An article published in TIME this month explores years of research on the role of sleep quality in Alzheimer’s disease and other dementias.
Untreated obstructive sleep apnea and other sleep-disordered breathing problems may accelerate aging, according to a study abstract published in the journal Sleep.
Researchers at Harvard Medical School examined blood samples from 622 participants with untreated sleep disordered breathing to look for epigenetic changes in their DNA. Epigenetics refers to changes in the DNA that result from lifestyle and environmental factors. Such changes can affect how genes behave, as well as biological aging.
The researchers found that sleep-disordered breathing is linked to accelerated epigenetic aging, or early aging of the DNA within cells, and that this association increases with the severity of sleep breathing problems.
The data also showed that sleep disordered breathing leads to more significant epigenetic changes and accelerated aging in women than in men.

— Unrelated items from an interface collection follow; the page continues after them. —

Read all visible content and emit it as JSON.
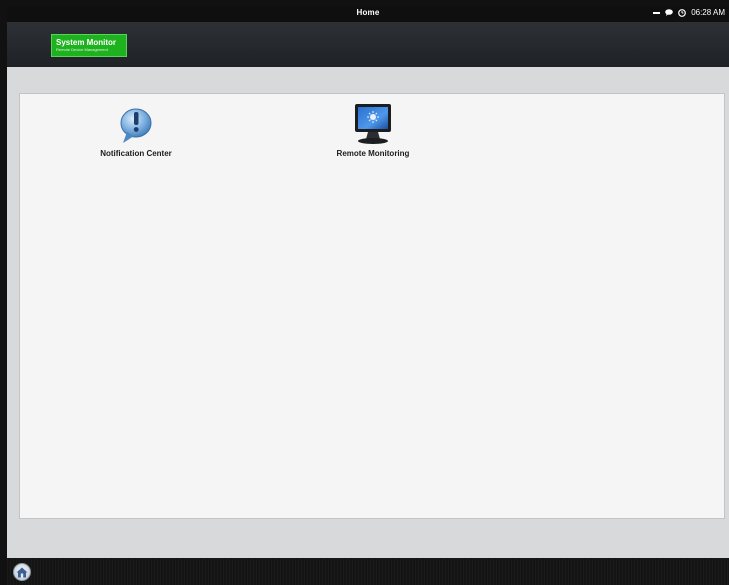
{
  "titlebar": {
    "title": "Home",
    "time": "06:28 AM"
  },
  "logo": {
    "name": "System Monitor",
    "subtitle": "Remote Device Management"
  },
  "apps": [
    {
      "label": "Notification Center",
      "icon": "notification-bubble-icon"
    },
    {
      "label": "Remote Monitoring",
      "icon": "monitor-icon"
    }
  ],
  "dock": {
    "home_icon": "home-icon"
  },
  "colors": {
    "brand_green": "#1fb21f",
    "header_dark": "#23262b",
    "workspace_bg": "#d8d9db",
    "panel_bg": "#f5f5f5"
  }
}
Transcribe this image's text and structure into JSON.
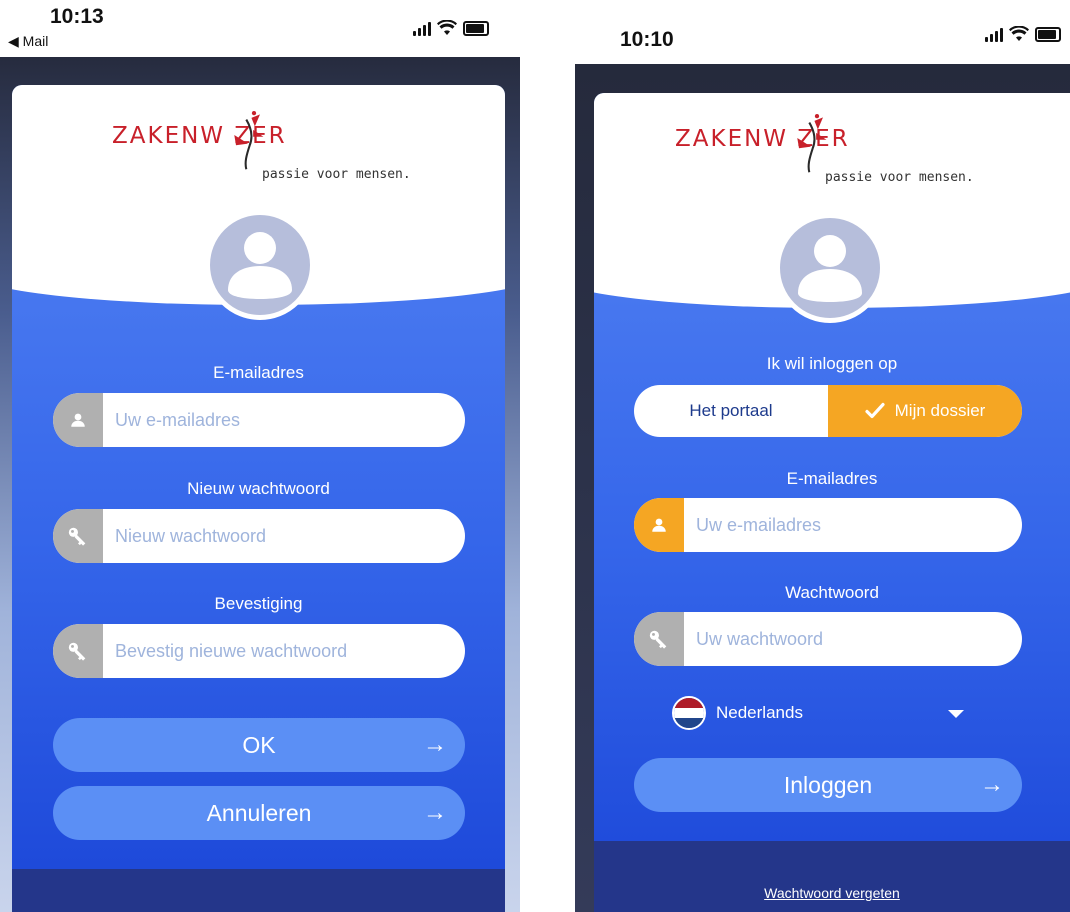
{
  "left": {
    "status": {
      "time": "10:13",
      "back_label": "◀ Mail"
    },
    "logo": {
      "wordmark": "ZAKENW ZER",
      "tagline": "passie voor mensen."
    },
    "email": {
      "label": "E-mailadres",
      "placeholder": "Uw e-mailadres"
    },
    "new_password": {
      "label": "Nieuw wachtwoord",
      "placeholder": "Nieuw wachtwoord"
    },
    "confirm": {
      "label": "Bevestiging",
      "placeholder": "Bevestig nieuwe wachtwoord"
    },
    "ok_button": "OK",
    "cancel_button": "Annuleren",
    "arrow": "→"
  },
  "right": {
    "status": {
      "time": "10:10"
    },
    "logo": {
      "wordmark": "ZAKENW ZER",
      "tagline": "passie voor mensen."
    },
    "login_to_label": "Ik wil inloggen op",
    "toggle": {
      "portal": "Het portaal",
      "dossier": "Mijn dossier",
      "selected": "dossier"
    },
    "email": {
      "label": "E-mailadres",
      "placeholder": "Uw e-mailadres"
    },
    "password": {
      "label": "Wachtwoord",
      "placeholder": "Uw wachtwoord"
    },
    "language": "Nederlands",
    "login_button": "Inloggen",
    "arrow": "→",
    "forgot_link": "Wachtwoord vergeten"
  },
  "colors": {
    "accent_orange": "#f5a623",
    "brand_red": "#c8202a",
    "button_blue": "#5b8ff5",
    "card_blue": "#3566ea",
    "footer_navy": "#24368a"
  }
}
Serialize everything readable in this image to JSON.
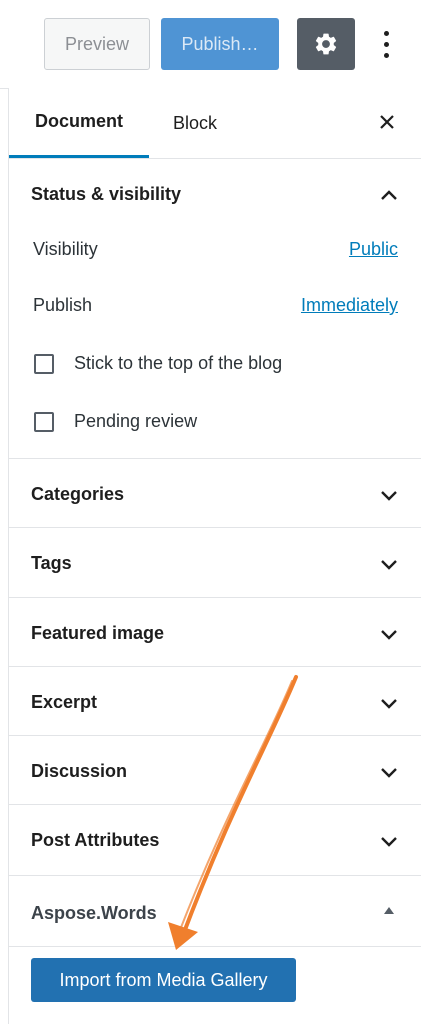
{
  "toolbar": {
    "preview_label": "Preview",
    "publish_label": "Publish…",
    "settings_icon": "gear-icon",
    "more_icon": "vertical-ellipsis-icon"
  },
  "tabs": [
    {
      "label": "Document",
      "active": true
    },
    {
      "label": "Block",
      "active": false
    }
  ],
  "status_panel": {
    "title": "Status & visibility",
    "expanded": true,
    "rows": [
      {
        "label": "Visibility",
        "value": "Public"
      },
      {
        "label": "Publish",
        "value": "Immediately"
      }
    ],
    "checkboxes": [
      {
        "label": "Stick to the top of the blog",
        "checked": false
      },
      {
        "label": "Pending review",
        "checked": false
      }
    ]
  },
  "panels": [
    {
      "title": "Categories"
    },
    {
      "title": "Tags"
    },
    {
      "title": "Featured image"
    },
    {
      "title": "Excerpt"
    },
    {
      "title": "Discussion"
    },
    {
      "title": "Post Attributes"
    }
  ],
  "aspose_panel": {
    "title": "Aspose.Words",
    "expanded": true,
    "button_label": "Import from Media Gallery"
  },
  "colors": {
    "accent": "#007cba",
    "publish_button": "#4f94d4",
    "import_button": "#2271b1",
    "annotation_arrow": "#f07f2d"
  }
}
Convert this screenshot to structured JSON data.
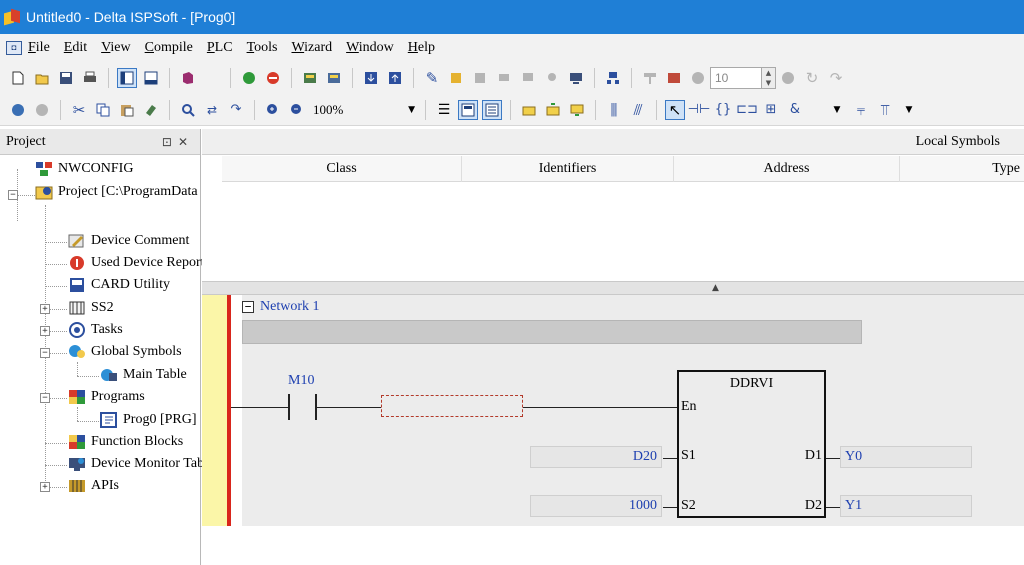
{
  "window": {
    "title": "Untitled0 - Delta ISPSoft - [Prog0]"
  },
  "menu": {
    "sys_icon": "◘",
    "items": [
      "File",
      "Edit",
      "View",
      "Compile",
      "PLC",
      "Tools",
      "Wizard",
      "Window",
      "Help"
    ]
  },
  "toolbar": {
    "zoom_level": "100%",
    "spin_value": "10"
  },
  "project_panel": {
    "title": "Project",
    "pin_glyph": "⊡",
    "close_glyph": "✕",
    "tree": [
      {
        "label": "NWCONFIG",
        "icon": "network-config-icon"
      },
      {
        "label": "Project [C:\\ProgramData",
        "icon": "project-icon",
        "expanded": true
      },
      {
        "label": "Device Comment",
        "icon": "device-comment-icon"
      },
      {
        "label": "Used Device Report",
        "icon": "used-device-icon"
      },
      {
        "label": "CARD Utility",
        "icon": "card-utility-icon"
      },
      {
        "label": "SS2",
        "icon": "plc-module-icon",
        "collapsed": true
      },
      {
        "label": "Tasks",
        "icon": "tasks-icon",
        "collapsed": true
      },
      {
        "label": "Global Symbols",
        "icon": "global-symbols-icon",
        "expanded": true
      },
      {
        "label": "Main Table",
        "icon": "main-table-icon"
      },
      {
        "label": "Programs",
        "icon": "programs-icon",
        "expanded": true
      },
      {
        "label": "Prog0 [PRG]",
        "icon": "program-file-icon"
      },
      {
        "label": "Function Blocks",
        "icon": "function-blocks-icon"
      },
      {
        "label": "Device Monitor Table",
        "icon": "device-monitor-icon"
      },
      {
        "label": "APIs",
        "icon": "apis-icon",
        "collapsed": true
      }
    ]
  },
  "symbols": {
    "title": "Local Symbols",
    "columns": [
      "Class",
      "Identifiers",
      "Address",
      "Type"
    ]
  },
  "ladder": {
    "network_title": "Network 1",
    "contact_device": "M10",
    "function": {
      "name": "DDRVI",
      "pin_en": "En",
      "pin_s1": "S1",
      "pin_s2": "S2",
      "pin_d1": "D1",
      "pin_d2": "D2"
    },
    "operands": {
      "s1": "D20",
      "s2": "1000",
      "d1": "Y0",
      "d2": "Y1"
    }
  },
  "colors": {
    "titlebar": "#1f7fd6",
    "rail": "#d9261c",
    "rail_margin": "#fbf6a8",
    "operand_text": "#1d3fb0"
  }
}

Fortunately, epigenetic changes are reversible, and sleep apnea is treatable. Understanding the effect of sleep apnea on aging would have significant implications for better health and longevity.